I piled all my insectibles in a green tote my wife dubbed the Bug Bag. As I surveyed the cornucopia, I felt my stomach churn. While the edible-insect market is growing, there remains a critical hurdle to mainstream bug bingeing: the ick factor. My only previous insect-eating experience—choking down a live Madagascar hissing cockroach for a moronic amusement park promotion as a twentysomething—had been traumatizing. For guidance, I called up the “Bug Chef,” David George Gordon, whose Eat-A-Bug Cookbook, published in 1998, presaged the trend. He suggested starting with something that appears familiar—say, tempura-battered mealworms, which have the look and mouthfeel of Cheetos—before scaling up to whole grasshoppers and locusts.
Following Gordon’s advice to start slow, I tore open a bag of cricket protein powder. The crickets are frozen into a lethal hibernation, washed, roasted, and turned into a fine flour that can be incorporated into everything from granola to pasta. I blended a scoop into a kale-banana smoothie, shut my eyes, and took a sip. To my surprise, the only difference from my usual morning shake was a pleasant, earthy base note. Encouraged, I turned to Chapul cricket protein bars in flavors such as coconut-ginger and peanut butter and chocolate; both were more palatable than a Clif Bar. Confidence mounting, I dumped a handful of Aketta’s Texas BBQ-flavored roasted crickets into my palm. I took a long look at their flavor-blasted bodies and beady black eyes, pinched one by the head, and dropped it into my mouth. It tasted like a corn nut.
By the end of the first week, I had fallen into a comfortable routine. I sprinkled cricket-flour granola on top of Greek yogurt and snacked on “nutty chocolate chip” cricket bites. At night, I sautéed Oaxacan adobo-flavored grasshoppers and mealworms into a leggy stir fry. The grasshoppers added a smoky heat and nice crunch. I heaped lemony Chinese black ants on salads and sprinkled them onto pizza as I would red pepper flakes.
My gag reflex was dwindling, for sure, but I was also grateful that I work from home, away from the queasy stomachs of other humans. A rice cake topped with hummus and dehydrated locusts may make a filling lunch, but it looks like a nightmare on toast. One night, as I splurped cricket tagliatelle with mealworm bolognese, my wife finally lost her cool. Watching me sauté insects in our kitchen while she made her own dinner, she declared, made her want to retch.

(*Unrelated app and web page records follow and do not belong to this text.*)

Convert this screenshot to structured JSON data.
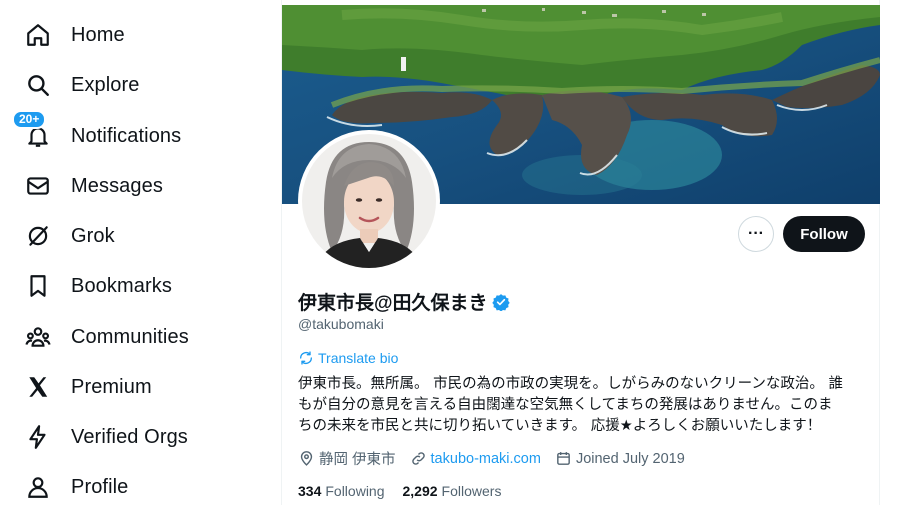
{
  "sidebar": {
    "items": [
      {
        "label": "Home",
        "icon": "home-icon"
      },
      {
        "label": "Explore",
        "icon": "search-icon"
      },
      {
        "label": "Notifications",
        "icon": "bell-icon",
        "badge": "20+"
      },
      {
        "label": "Messages",
        "icon": "envelope-icon"
      },
      {
        "label": "Grok",
        "icon": "grok-icon"
      },
      {
        "label": "Bookmarks",
        "icon": "bookmark-icon"
      },
      {
        "label": "Communities",
        "icon": "people-icon"
      },
      {
        "label": "Premium",
        "icon": "x-logo-icon"
      },
      {
        "label": "Verified Orgs",
        "icon": "lightning-icon"
      },
      {
        "label": "Profile",
        "icon": "person-icon"
      }
    ]
  },
  "profile": {
    "display_name": "伊東市長@田久保まき",
    "handle": "@takubomaki",
    "follow_label": "Follow",
    "more_label": "···",
    "translate_label": "Translate bio",
    "bio_lines": [
      "伊東市長。無所属。 市民の為の市政の実現を。しがらみのないクリーンな政治。 誰",
      "もが自分の意見を言える自由闊達な空気無くしてまちの発展はありません。このま",
      "ちの未来を市民と共に切り拓いていきます。 応援★よろしくお願いいたします！"
    ],
    "location": "静岡 伊東市",
    "website": "takubo-maki.com",
    "joined": "Joined July 2019",
    "following_count": "334",
    "following_label": "Following",
    "followers_count": "2,292",
    "followers_label": "Followers"
  },
  "colors": {
    "accent": "#1d9bf0",
    "text": "#0f1419",
    "secondary": "#536471",
    "follow_bg": "#0f1419"
  }
}
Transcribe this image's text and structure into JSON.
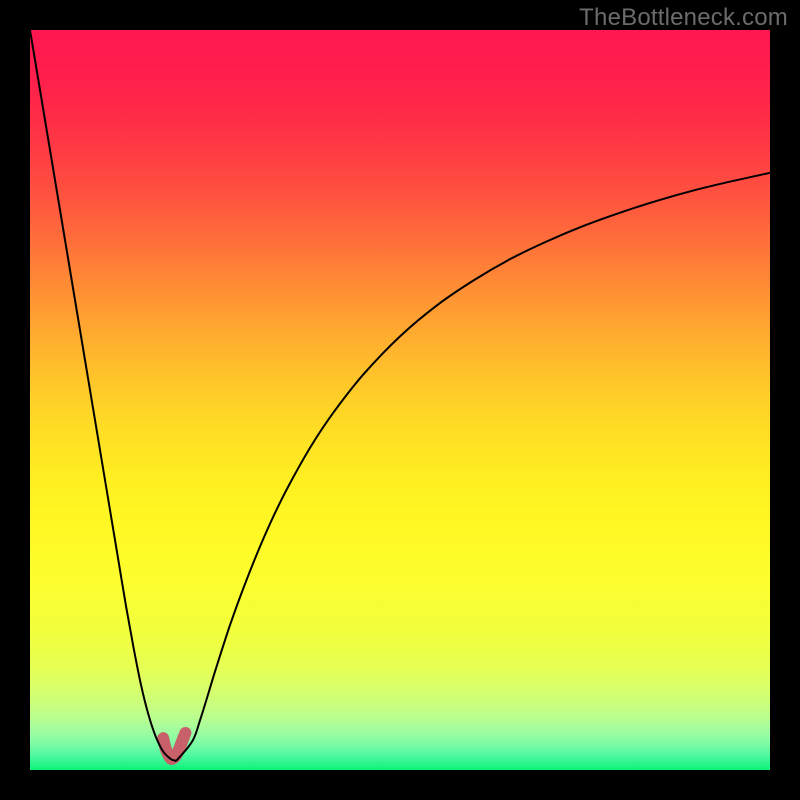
{
  "watermark": "TheBottleneck.com",
  "gradient": {
    "stops": [
      {
        "offset": 0.0,
        "color": "#ff1750"
      },
      {
        "offset": 0.05,
        "color": "#ff1d4d"
      },
      {
        "offset": 0.1,
        "color": "#ff2749"
      },
      {
        "offset": 0.15,
        "color": "#ff3645"
      },
      {
        "offset": 0.2,
        "color": "#ff4941"
      },
      {
        "offset": 0.25,
        "color": "#ff5e3d"
      },
      {
        "offset": 0.3,
        "color": "#ff7639"
      },
      {
        "offset": 0.35,
        "color": "#ff8e34"
      },
      {
        "offset": 0.4,
        "color": "#ffa630"
      },
      {
        "offset": 0.45,
        "color": "#ffbc2c"
      },
      {
        "offset": 0.5,
        "color": "#ffd028"
      },
      {
        "offset": 0.55,
        "color": "#ffe024"
      },
      {
        "offset": 0.6,
        "color": "#ffed22"
      },
      {
        "offset": 0.65,
        "color": "#fff623"
      },
      {
        "offset": 0.7,
        "color": "#fffb28"
      },
      {
        "offset": 0.75,
        "color": "#fcfe2f"
      },
      {
        "offset": 0.8,
        "color": "#f4ff3a"
      },
      {
        "offset": 0.83,
        "color": "#eeff44"
      },
      {
        "offset": 0.86,
        "color": "#e6ff52"
      },
      {
        "offset": 0.88,
        "color": "#ddff62"
      },
      {
        "offset": 0.9,
        "color": "#d2ff73"
      },
      {
        "offset": 0.915,
        "color": "#c7fe82"
      },
      {
        "offset": 0.93,
        "color": "#b8fe90"
      },
      {
        "offset": 0.94,
        "color": "#abfd99"
      },
      {
        "offset": 0.95,
        "color": "#9bfca0"
      },
      {
        "offset": 0.96,
        "color": "#87fba4"
      },
      {
        "offset": 0.97,
        "color": "#6ffaa4"
      },
      {
        "offset": 0.978,
        "color": "#56f8a0"
      },
      {
        "offset": 0.985,
        "color": "#3ef797"
      },
      {
        "offset": 0.992,
        "color": "#28f58a"
      },
      {
        "offset": 1.0,
        "color": "#0bf475"
      }
    ]
  },
  "chart_data": {
    "type": "line",
    "title": "",
    "xlabel": "",
    "ylabel": "",
    "xlim": [
      0,
      100
    ],
    "ylim": [
      0,
      100
    ],
    "series": [
      {
        "name": "bottleneck-curve",
        "x": [
          0.0,
          1.0,
          2.0,
          3.0,
          4.0,
          5.0,
          6.0,
          7.0,
          8.0,
          9.0,
          10.0,
          11.0,
          12.0,
          13.0,
          14.0,
          15.0,
          16.0,
          17.0,
          18.0,
          19.0,
          19.5,
          20.0,
          22.0,
          23.0,
          24.0,
          25.0,
          27.0,
          29.0,
          31.0,
          33.0,
          35.0,
          38.0,
          41.0,
          45.0,
          50.0,
          55.0,
          60.0,
          65.0,
          70.0,
          75.0,
          80.0,
          85.0,
          90.0,
          95.0,
          100.0
        ],
        "y": [
          100.0,
          94.0,
          88.0,
          82.0,
          76.0,
          70.0,
          64.0,
          58.0,
          52.0,
          46.0,
          40.0,
          34.0,
          28.0,
          22.0,
          16.5,
          11.5,
          7.5,
          4.5,
          2.5,
          1.5,
          1.3,
          1.5,
          4.0,
          6.8,
          10.0,
          13.3,
          19.5,
          25.0,
          30.0,
          34.5,
          38.5,
          43.8,
          48.3,
          53.4,
          58.6,
          62.8,
          66.2,
          69.1,
          71.5,
          73.6,
          75.4,
          77.0,
          78.4,
          79.6,
          80.7
        ]
      },
      {
        "name": "bottom-marker",
        "x": [
          18.0,
          18.3,
          18.6,
          18.9,
          19.1,
          19.4,
          19.7,
          20.0,
          20.3,
          20.6,
          21.0
        ],
        "y": [
          4.3,
          3.0,
          2.2,
          1.7,
          1.5,
          1.6,
          1.9,
          2.5,
          3.2,
          4.0,
          5.0
        ]
      }
    ],
    "colors": {
      "bottleneck-curve": "#000000",
      "bottom-marker": "#c8606a"
    }
  }
}
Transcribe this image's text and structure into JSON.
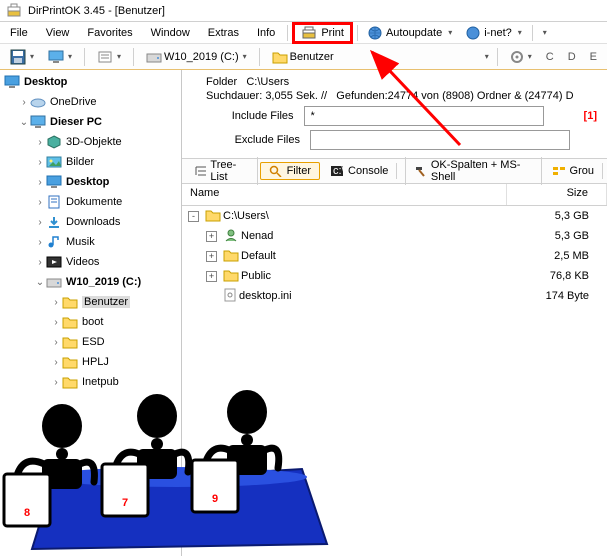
{
  "title": "DirPrintOK 3.45 - [Benutzer]",
  "menu": {
    "file": "File",
    "view": "View",
    "favorites": "Favorites",
    "window": "Window",
    "extras": "Extras",
    "info": "Info",
    "print": "Print",
    "autoupdate": "Autoupdate",
    "inet": "i-net?"
  },
  "toolbar": {
    "drive_label": "W10_2019 (C:)",
    "folder_label": "Benutzer",
    "drives": [
      "C",
      "D",
      "E"
    ]
  },
  "tree": {
    "root": "Desktop",
    "items": [
      {
        "label": "OneDrive",
        "icon": "cloud"
      },
      {
        "label": "Dieser PC",
        "icon": "pc",
        "expanded": true
      },
      {
        "label": "3D-Objekte",
        "icon": "3d",
        "level": 2
      },
      {
        "label": "Bilder",
        "icon": "pictures",
        "level": 2
      },
      {
        "label": "Desktop",
        "icon": "desktop",
        "level": 2
      },
      {
        "label": "Dokumente",
        "icon": "docs",
        "level": 2
      },
      {
        "label": "Downloads",
        "icon": "downloads",
        "level": 2
      },
      {
        "label": "Musik",
        "icon": "music",
        "level": 2
      },
      {
        "label": "Videos",
        "icon": "videos",
        "level": 2
      },
      {
        "label": "W10_2019 (C:)",
        "icon": "disk",
        "level": 2,
        "expanded": true
      },
      {
        "label": "Benutzer",
        "icon": "folder",
        "level": 3,
        "selected": true
      },
      {
        "label": "boot",
        "icon": "folder",
        "level": 3
      },
      {
        "label": "ESD",
        "icon": "folder",
        "level": 3
      },
      {
        "label": "HPLJ",
        "icon": "folder",
        "level": 3
      },
      {
        "label": "Inetpub",
        "icon": "folder",
        "level": 3
      }
    ]
  },
  "info": {
    "folder_label": "Folder",
    "folder_path": "C:\\Users",
    "stats_a": "Suchdauer: 3,055 Sek. //",
    "stats_b": "Gefunden:24774 von (8908) Ordner & (24774) D",
    "include_label": "Include Files",
    "include_value": "*",
    "exclude_label": "Exclude Files",
    "exclude_value": "",
    "annotation": "[1]"
  },
  "tabs": {
    "treelist": "Tree-List",
    "filter": "Filter",
    "console": "Console",
    "okspalten": "OK-Spalten + MS-Shell",
    "group": "Grou"
  },
  "list": {
    "cols": {
      "name": "Name",
      "size": "Size"
    },
    "rows": [
      {
        "name": "C:\\Users\\",
        "size": "5,3 GB",
        "icon": "folder",
        "exp": "-"
      },
      {
        "name": "Nenad",
        "size": "5,3 GB",
        "icon": "user",
        "exp": "+",
        "indent": 1
      },
      {
        "name": "Default",
        "size": "2,5 MB",
        "icon": "folder",
        "exp": "+",
        "indent": 1
      },
      {
        "name": "Public",
        "size": "76,8 KB",
        "icon": "folder",
        "exp": "+",
        "indent": 1
      },
      {
        "name": "desktop.ini",
        "size": "174 Byte",
        "icon": "ini",
        "indent": 1
      }
    ]
  },
  "cartoon": {
    "scores": [
      "8",
      "7",
      "9"
    ]
  }
}
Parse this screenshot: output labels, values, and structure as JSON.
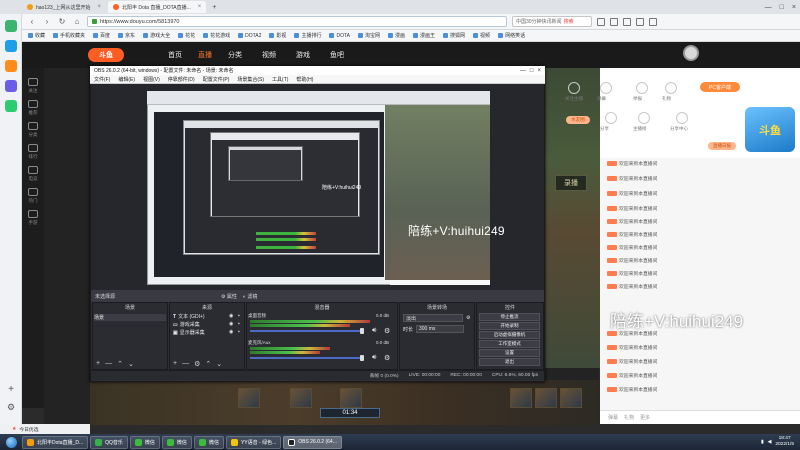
{
  "browser": {
    "tabs": [
      {
        "label": "hao123_上网从这里开始",
        "active": false
      },
      {
        "label": "北阳丰 Dota 直播_DOTA直播...",
        "active": true
      }
    ],
    "url": "https://www.douyu.com/5813970",
    "search_text": "中国30分钟快讯新闻",
    "search_badge": "搜索",
    "bookmarks": [
      "收藏",
      "手机收藏夹",
      "百度",
      "京东",
      "游戏大全",
      "花花",
      "花花游戏",
      "DOTA2",
      "影视",
      "主播排行",
      "DOTA",
      "淘宝网",
      "漫画",
      "漫画王",
      "搜狐网",
      "视频",
      "网络笑话"
    ]
  },
  "site": {
    "logo": "斗鱼",
    "nav": [
      "首页",
      "直播",
      "分类",
      "视频",
      "游戏",
      "鱼吧"
    ],
    "side_nav": [
      "关注",
      "推荐",
      "分类",
      "排行",
      "电竞",
      "热门",
      "手游"
    ]
  },
  "obs": {
    "title": "OBS 26.0.2 (64-bit, windows) - 配置文件: 未命名 - 场景: 未命名",
    "menu": [
      "文件(F)",
      "编辑(E)",
      "视图(V)",
      "停靠部件(D)",
      "配置文件(P)",
      "场景集合(S)",
      "工具(T)",
      "帮助(H)"
    ],
    "source_bar": {
      "label": "未选择源",
      "props": "属性",
      "filters": "滤镜"
    },
    "docks": {
      "scenes": {
        "header": "场景",
        "items": [
          "场景"
        ]
      },
      "sources": {
        "header": "来源",
        "items": [
          "文本 (GDI+)",
          "游戏采集",
          "显示器采集"
        ]
      },
      "mixer": {
        "header": "混音器",
        "tracks": [
          {
            "name": "桌面音频",
            "db": "0.0 dB"
          },
          {
            "name": "麦克风/Aux",
            "db": "0.0 dB"
          }
        ]
      },
      "transitions": {
        "header": "场景转场",
        "type": "淡出",
        "duration_label": "时长",
        "duration": "300 ms"
      },
      "controls": {
        "header": "控件",
        "buttons": [
          "停止推流",
          "开始录制",
          "启动虚拟摄像机",
          "工作室模式",
          "设置",
          "退出"
        ]
      }
    },
    "status": {
      "dropped": "丢帧 0 (0.0%)",
      "live": "LIVE: 00:00:00",
      "rec": "REC: 00:00:00",
      "cpu": "CPU: 6.6%, 60.00 fps"
    }
  },
  "stream": {
    "watermark": "陪练+V:huihui249",
    "watermark_small": "陪练+V:huihui249",
    "mid_watermark": "陪练+V:huihui249",
    "score": "01:34",
    "overlay_label": "录播"
  },
  "chat": {
    "pc_button": "PC客户端",
    "pills": [
      "水友圈",
      "直播日报"
    ],
    "top_icons": [
      "关注主播",
      "弹幕",
      "举报",
      "礼物",
      "分享",
      "主播榜",
      "分享中心",
      "更多"
    ],
    "messages": [
      {
        "user": "",
        "text": "欢迎来到本直播间"
      },
      {
        "user": "",
        "text": "欢迎来到本直播间"
      },
      {
        "user": "",
        "text": "欢迎来到本直播间"
      },
      {
        "user": "",
        "text": "欢迎来到本直播间"
      },
      {
        "user": "",
        "text": "欢迎来到本直播间"
      },
      {
        "user": "",
        "text": "欢迎来到本直播间"
      },
      {
        "user": "",
        "text": "欢迎来到本直播间"
      },
      {
        "user": "",
        "text": "欢迎来到本直播间"
      },
      {
        "user": "",
        "text": "欢迎来到本直播间"
      },
      {
        "user": "",
        "text": "欢迎来到本直播间"
      }
    ],
    "bottom": [
      "弹幕",
      "礼物",
      "更多"
    ]
  },
  "status_bottom_left": "今日优选",
  "taskbar": {
    "items": [
      {
        "label": "北阳丰Dota直播_D...",
        "color": "#f39c12",
        "on": false
      },
      {
        "label": "QQ音乐",
        "color": "#35b14a",
        "on": false
      },
      {
        "label": "微信",
        "color": "#3dbb3d",
        "on": false
      },
      {
        "label": "微信",
        "color": "#3dbb3d",
        "on": false
      },
      {
        "label": "微信",
        "color": "#3dbb3d",
        "on": false
      },
      {
        "label": "YY语音 - 绿色...",
        "color": "#f2c40f",
        "on": false
      },
      {
        "label": "OBS 26.0.2 (64...",
        "color": "#222",
        "on": true
      }
    ],
    "time": "18:47",
    "date": "2022/1/5"
  }
}
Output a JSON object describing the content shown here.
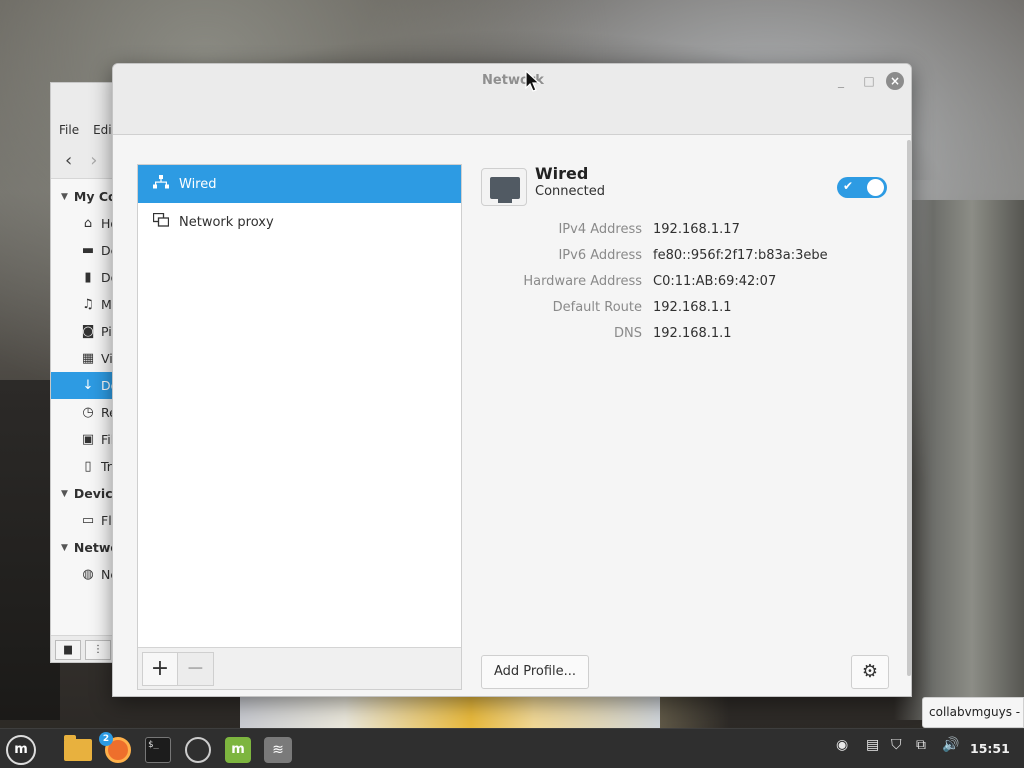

I sought support online. On the entomophagy subreddit, users posted recipes and questions about DIY-bug-farming dilemmas. On the podcast Ento Nation, an insect farmer known only as the Cricket Man interviewed bug chefs and edible-insect “entopreneurs.” Scrolling the hashtag #entomophagy on Twitter and Instagram, I found a proud subculture of insect evangelists.
At the end of my two weeks, I whipped up a batch of cricket-powder pancakes. As I ate, I considered the silliness of my initial unease. If we’re willing to sink our teeth into lab-grown meat and plant-based burgers that magically bleed, maybe old-fashioned, all-natural bugs aren’t such a stretch. Then I came across this stat: Pigs produce as much as 100 times more greenhouse gases per kilogram than mealworms. That—and some crafty recipes—made them a whole lot easier to swallow.
Food Styling by Lucy-Ruth Hathaway; Set Design by Georgia Cavanagh
This article appears in the August issue. Subscribe now.